Marketing metrics

Jun 08, 2017

There’s a critical set of benchmarks you need to measure so you’ll know what works, what doesn’t, and how to be more effective.

Zweig Group’s 2016 Marketing Survey found that 27 percent of A/E/P and environmental firms did not create a formal marketing plan. You can’t improve what you don’t measure.

Make your marketing count. Here are seven marketing metrics you need to be tracking.

  1. Revenue/sales goals. While not exactly a measure of your firm’s marketing success, revenue or sales goals should be the cornerstone of your firm’s marketing plan and strategy. Are you consistently meeting your goals or falling short? If you don’t like the answer to this question, maybe you need to adjust your goals or re-evaluate your marketing techniques or spending. Zweig Group’s 2017 Marketing Survey found that only 49 percent of respondents had revenue/sales goals as a part of their firm’s marketing plan. Related to this is measuring the actual dollar volume of work sold. Only 71 percent of all firms track this metric and only 33 percent share this information with marketing staff. These goals should be directly correlated with the firm’s marketing budget. It seems like a no-brainer, but only 45 percent of firms prepare an annual marketing budget. Not only does your firm need to do this, but someone needs to hold your firm accountable to sticking to it. On average, a marketing budget is 5 percent of net revenue.
  2. New/repeat client ratio. Only 75 percent of firms track this. You have to know if you are retaining clients. It’s also important to know if a large volume of your work is dependent on one or two main clients – that’s a dangerous position to be in. Set goals to keep repeat clients as well as develop new business. For the average firm in this industry about one-quarter of all work comes from new clients and the rest from repeat clients.
  3. Proposal hit rate. You have to know how many proposals your firm is sending out both in dollar value and actual number, as well as your average win rate. According to the 2016 Marketing Survey, the average A/E firm submitted 332 proposals in 2015 for a total dollar value of $69.4 million. These firms were shortlisted for 22 percent of proposals submitted and ultimately won 41 percent of those they were shortlisted for. Fast-growth firms submitted 53 percent more proposals than the average firm! If your win rate is far less than this, you may need to take a look at what you’re doing. Think about how much more revenue you could earn by winning just 4 percent more proposals.
  4. Total number of contacts in the CRM database or contact mailing list. Do you know either of these numbers? If not, you should.
  5. All the statistics relating to your website. According to the marketing survey, the average number of unique visits per week in this industry is only around 750. You also need to know your website bounce rate and average length of visit.
  6. Qualified leads via each marketing channel and leads that result in jobs. While this can be hard to measure, do your best, then spend money on the things that are bringing in the most money.
  7. Social media statistics. You should know followers, average engagement, and overall impressions. This is one area where constant growth is possible. Set goals and achieve them!
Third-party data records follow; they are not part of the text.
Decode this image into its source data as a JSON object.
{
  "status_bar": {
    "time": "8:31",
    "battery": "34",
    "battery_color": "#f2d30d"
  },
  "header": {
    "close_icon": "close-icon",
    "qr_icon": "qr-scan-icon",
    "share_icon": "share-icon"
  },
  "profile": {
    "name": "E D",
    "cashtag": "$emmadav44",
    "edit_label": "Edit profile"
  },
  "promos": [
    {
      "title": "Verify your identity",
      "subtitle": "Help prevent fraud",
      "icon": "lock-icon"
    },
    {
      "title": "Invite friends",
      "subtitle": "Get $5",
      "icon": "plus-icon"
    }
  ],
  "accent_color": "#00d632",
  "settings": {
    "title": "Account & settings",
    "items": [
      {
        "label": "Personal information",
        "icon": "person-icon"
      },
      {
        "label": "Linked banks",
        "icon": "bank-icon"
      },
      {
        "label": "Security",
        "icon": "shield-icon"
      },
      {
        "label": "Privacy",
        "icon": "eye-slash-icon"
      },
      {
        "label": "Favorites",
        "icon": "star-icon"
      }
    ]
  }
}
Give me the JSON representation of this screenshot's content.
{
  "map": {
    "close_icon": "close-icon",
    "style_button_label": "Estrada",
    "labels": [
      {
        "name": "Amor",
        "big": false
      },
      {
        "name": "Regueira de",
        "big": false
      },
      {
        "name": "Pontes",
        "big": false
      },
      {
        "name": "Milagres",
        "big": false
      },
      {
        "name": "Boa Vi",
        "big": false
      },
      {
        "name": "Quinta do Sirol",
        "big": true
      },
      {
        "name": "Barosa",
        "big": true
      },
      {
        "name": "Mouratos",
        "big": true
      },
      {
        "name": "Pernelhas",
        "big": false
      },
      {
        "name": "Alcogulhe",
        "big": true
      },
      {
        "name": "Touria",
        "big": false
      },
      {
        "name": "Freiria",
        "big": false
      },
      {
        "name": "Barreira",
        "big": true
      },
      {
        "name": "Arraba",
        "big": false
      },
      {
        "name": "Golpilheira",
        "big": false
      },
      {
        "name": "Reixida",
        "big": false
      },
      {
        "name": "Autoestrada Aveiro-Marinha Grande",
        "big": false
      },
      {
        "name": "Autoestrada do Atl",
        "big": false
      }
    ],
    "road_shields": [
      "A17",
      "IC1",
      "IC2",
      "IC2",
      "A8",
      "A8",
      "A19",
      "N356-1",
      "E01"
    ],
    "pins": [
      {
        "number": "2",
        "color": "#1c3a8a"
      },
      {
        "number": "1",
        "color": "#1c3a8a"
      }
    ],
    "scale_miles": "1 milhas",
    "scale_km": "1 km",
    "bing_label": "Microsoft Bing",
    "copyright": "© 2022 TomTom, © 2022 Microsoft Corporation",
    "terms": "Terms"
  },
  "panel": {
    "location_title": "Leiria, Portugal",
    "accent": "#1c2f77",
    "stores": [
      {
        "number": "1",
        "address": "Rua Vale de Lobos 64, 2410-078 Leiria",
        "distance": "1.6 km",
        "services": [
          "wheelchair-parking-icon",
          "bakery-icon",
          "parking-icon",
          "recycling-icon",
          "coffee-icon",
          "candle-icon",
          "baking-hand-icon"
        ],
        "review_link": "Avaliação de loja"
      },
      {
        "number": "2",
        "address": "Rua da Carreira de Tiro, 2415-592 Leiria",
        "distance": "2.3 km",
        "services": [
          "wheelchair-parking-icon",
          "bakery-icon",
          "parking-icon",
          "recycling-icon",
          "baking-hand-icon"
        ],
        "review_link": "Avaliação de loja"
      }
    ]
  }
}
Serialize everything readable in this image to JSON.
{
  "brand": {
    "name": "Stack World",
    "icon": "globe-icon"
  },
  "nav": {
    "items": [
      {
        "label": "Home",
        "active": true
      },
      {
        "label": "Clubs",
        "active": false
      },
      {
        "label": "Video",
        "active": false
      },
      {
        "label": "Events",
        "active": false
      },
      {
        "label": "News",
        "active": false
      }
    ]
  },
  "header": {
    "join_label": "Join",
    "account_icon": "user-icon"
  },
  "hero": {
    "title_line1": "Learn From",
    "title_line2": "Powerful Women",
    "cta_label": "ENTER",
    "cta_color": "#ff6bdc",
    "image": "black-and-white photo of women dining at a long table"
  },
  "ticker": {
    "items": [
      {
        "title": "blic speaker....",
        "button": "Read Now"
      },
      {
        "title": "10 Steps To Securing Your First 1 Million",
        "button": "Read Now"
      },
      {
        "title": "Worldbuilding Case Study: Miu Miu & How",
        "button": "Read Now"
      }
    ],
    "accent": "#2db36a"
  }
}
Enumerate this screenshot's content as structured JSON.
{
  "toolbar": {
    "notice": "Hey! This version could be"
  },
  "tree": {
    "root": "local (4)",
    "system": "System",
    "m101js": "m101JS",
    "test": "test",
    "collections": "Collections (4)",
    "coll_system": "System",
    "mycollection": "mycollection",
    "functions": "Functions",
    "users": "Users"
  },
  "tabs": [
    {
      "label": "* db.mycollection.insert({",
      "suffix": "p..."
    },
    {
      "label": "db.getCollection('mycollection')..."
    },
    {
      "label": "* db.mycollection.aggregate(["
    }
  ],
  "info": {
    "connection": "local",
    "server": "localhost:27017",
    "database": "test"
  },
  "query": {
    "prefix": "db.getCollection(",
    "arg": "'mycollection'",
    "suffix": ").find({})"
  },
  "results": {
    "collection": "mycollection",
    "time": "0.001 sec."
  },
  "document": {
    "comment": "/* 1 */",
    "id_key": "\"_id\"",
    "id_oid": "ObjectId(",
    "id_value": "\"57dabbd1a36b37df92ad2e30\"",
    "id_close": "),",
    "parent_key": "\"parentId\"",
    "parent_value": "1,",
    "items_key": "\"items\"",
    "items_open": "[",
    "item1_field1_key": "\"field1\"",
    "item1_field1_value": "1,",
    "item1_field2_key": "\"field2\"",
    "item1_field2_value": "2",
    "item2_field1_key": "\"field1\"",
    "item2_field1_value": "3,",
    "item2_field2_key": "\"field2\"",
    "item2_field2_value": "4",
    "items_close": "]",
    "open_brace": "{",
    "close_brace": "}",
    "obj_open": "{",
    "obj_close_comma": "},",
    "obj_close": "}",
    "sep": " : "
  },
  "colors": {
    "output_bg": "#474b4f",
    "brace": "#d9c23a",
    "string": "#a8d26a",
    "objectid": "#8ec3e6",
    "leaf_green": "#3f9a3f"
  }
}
If you aren’t measuring these things, it’s not too late. Start now and see how much more effective your marketing becomes.

Christina Zweig Niehues is Zweig Group’s director of marketing. Contact her at

This article is from issue 1198 of The Zweig Letter. Interested in more management advice every week from Mark Zweig, the Zweig Group team, and a talented list of other guest writers? Click here to subscribe or get a free trial of The Zweig Letter.

About Zweig Group

Zweig Group, three times on the Inc. 500/5000 list, is the industry leader and premiere authority in AEC firm management and marketing, the go-to source for data and research, and the leading provider of customized learning and training. Zweig Group exists to help AEC firms succeed in a complicated and challenging marketplace through services that include: Mergers & Acquisitions, Strategic Planning, Valuation, Executive Search, Board of Director Services, Ownership Transition, Marketing & Branding, and Business Development Training. The firm has offices in Dallas and Fayetteville, Arkansas.